When it was announced that Sadler Vaden would play a reunion show with his friends in the Shrimp Records collective at the Pour House on Thursday, it was a safe assumption that it’d be a pretty special night.
A number of the Charleston-bred musicians on the bill included Cary Ann Hearst and Michael Trent of Shovels & Rope, Jack Burg of Punks & Snakes, Josh Kaler and Michael Flynn of Slow Runner, and the star of the night, Vaden, the guitarist now playing with Jason Isbell who used the show as a sort of bachelor party to celebrate the best way he knew how: with friends and good old fashion rock-n-roll covers.
All of these musicians in the Shrimp Records group found their footing in the music biz by playing local bars and smaller venues such as the Pour House, and recording with each others’ equipment and artistic input. These days, it’s rare to see any of these talented players at a venue as intimate and laid-back as the James Island club.
So it was a treat to say the least to see them all sharing a small stage again, laughing and belting back-up vocals that nearly everybody in the audience could sing along to.
And then, as if the crowd wasn’t already feeling spoiled enough for paying $10 to see this much talent all at once, Vaden called his “good friend Jason Isbell” up on stage to play guitar with him to Neil Young’s “Keep on Rockin’ in the Free World.”
The last time Isbell played in town in November, he was sharing the stage with folk legend John Prine to a packed North Charleston Performing Arts Center. And months before that, he took home the awards for album, artist and song of the year at the 2014 Americana Music Awards.
About halfway through the song he sat in on, out came Kevn Kinney, the beloved frontman of the longtime southern rock group Drivin’ n Cryin’, to chime in on the vocals.
For the rest of the night, it was hard not to gawk at the stage as it became a showcase of the some of the top Americana performers in the Southeast, all in a casual setting that was so fitting for a Lowcountry reunion.
Sharing a microphone at the back of the stage was a visibly pregnant Hearst and her husband, Trent, and in front of them, Joel Hamilton of Mechanical River on saxophone, with Isbell on slide guitar, who was later joined by his wife, violinist Amanda Shires, who was also pregnant.
Hearst joked that it was a historical moment in Pour House history for having “two pregnant women on stage at once.”
But of course, it was memorable for a slew of other obvious reasons, too.
For many in the audience, it truly felt like these musicians who came up together in Charleston wouldn’t forget their roots no matter how many sold-out arenas their successful careers would take them to. It was a mix of hometown pride, gratitude, and sheer awe at the talent that had been sparked years ago in this unique little corner of the world.

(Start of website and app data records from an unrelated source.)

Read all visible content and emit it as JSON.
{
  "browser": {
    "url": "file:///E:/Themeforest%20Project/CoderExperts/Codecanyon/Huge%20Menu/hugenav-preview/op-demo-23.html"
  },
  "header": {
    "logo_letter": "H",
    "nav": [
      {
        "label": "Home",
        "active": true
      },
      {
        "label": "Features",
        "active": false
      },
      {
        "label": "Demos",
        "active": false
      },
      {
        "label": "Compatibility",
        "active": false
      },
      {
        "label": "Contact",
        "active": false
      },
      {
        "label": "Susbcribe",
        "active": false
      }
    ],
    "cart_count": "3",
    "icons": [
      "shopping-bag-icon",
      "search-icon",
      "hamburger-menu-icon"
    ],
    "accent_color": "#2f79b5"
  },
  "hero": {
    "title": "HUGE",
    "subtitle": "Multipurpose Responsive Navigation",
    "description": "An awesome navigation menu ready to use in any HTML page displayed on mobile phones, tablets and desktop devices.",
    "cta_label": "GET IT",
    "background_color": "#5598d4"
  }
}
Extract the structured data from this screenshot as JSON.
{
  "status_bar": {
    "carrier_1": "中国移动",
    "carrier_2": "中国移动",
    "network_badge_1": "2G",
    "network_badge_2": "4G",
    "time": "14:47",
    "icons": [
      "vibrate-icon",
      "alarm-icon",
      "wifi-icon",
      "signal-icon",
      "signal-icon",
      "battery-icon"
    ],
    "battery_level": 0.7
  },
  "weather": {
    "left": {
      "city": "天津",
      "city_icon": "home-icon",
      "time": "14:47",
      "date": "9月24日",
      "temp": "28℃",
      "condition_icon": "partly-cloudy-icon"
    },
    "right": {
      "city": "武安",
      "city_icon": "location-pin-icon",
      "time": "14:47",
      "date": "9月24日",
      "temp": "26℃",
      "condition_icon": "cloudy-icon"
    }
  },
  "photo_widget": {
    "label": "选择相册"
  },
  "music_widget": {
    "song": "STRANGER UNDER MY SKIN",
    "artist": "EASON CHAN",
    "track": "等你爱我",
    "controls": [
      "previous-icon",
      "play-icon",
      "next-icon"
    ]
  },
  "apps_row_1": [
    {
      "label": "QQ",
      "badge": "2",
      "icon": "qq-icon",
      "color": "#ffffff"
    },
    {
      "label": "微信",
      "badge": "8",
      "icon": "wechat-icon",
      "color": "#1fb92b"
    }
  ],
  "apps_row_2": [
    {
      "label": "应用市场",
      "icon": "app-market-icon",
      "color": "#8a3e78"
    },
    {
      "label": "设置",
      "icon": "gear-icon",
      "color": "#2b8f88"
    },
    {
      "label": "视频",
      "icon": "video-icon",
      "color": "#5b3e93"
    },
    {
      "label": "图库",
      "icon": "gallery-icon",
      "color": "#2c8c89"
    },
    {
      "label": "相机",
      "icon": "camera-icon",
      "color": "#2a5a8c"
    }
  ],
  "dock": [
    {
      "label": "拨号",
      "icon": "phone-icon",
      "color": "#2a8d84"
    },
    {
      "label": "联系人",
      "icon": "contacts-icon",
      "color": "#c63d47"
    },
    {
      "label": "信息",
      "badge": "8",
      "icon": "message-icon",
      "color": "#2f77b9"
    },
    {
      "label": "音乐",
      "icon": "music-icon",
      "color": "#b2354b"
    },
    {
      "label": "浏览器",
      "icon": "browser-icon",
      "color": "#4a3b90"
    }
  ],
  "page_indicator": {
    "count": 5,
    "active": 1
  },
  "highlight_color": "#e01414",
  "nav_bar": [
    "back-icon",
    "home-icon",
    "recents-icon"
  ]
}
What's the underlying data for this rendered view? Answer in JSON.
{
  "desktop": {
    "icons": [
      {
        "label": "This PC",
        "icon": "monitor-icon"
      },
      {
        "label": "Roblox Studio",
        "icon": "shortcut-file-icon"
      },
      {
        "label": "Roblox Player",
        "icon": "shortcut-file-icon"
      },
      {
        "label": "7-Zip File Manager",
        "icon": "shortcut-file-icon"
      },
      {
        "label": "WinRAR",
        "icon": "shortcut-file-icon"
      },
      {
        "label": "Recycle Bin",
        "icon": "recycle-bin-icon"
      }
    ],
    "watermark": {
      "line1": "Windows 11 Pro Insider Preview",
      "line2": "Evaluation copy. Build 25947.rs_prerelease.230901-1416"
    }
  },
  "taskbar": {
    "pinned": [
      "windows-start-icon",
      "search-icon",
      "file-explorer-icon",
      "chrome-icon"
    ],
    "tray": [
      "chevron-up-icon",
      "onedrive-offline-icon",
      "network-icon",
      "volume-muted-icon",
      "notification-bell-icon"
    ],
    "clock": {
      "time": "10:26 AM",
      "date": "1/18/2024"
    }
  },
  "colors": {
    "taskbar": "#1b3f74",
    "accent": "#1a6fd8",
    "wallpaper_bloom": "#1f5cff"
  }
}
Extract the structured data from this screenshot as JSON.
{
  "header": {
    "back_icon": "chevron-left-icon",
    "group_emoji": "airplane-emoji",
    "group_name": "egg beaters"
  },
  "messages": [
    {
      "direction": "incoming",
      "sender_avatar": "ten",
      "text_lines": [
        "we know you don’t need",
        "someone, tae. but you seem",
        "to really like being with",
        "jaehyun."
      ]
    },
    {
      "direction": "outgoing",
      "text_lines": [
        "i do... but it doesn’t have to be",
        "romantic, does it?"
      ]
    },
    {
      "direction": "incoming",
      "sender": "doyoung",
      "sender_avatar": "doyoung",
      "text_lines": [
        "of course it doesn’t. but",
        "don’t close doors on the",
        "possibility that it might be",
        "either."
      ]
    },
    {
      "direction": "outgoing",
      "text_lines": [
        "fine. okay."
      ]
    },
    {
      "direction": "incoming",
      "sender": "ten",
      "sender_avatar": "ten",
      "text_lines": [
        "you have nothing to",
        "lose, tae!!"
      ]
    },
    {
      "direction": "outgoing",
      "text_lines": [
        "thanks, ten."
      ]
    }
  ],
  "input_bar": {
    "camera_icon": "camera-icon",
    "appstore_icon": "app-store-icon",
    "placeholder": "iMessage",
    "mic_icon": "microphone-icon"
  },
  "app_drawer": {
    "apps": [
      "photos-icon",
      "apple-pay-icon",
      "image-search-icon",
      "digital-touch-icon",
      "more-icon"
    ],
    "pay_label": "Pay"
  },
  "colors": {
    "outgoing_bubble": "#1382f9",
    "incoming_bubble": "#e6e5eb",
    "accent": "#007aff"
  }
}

Here’s to hoping one of them gets married again soon so we can do it all over again.
Reach Abigail Darlington at 937-5906 and follow her on Twitter @A_Big_Gail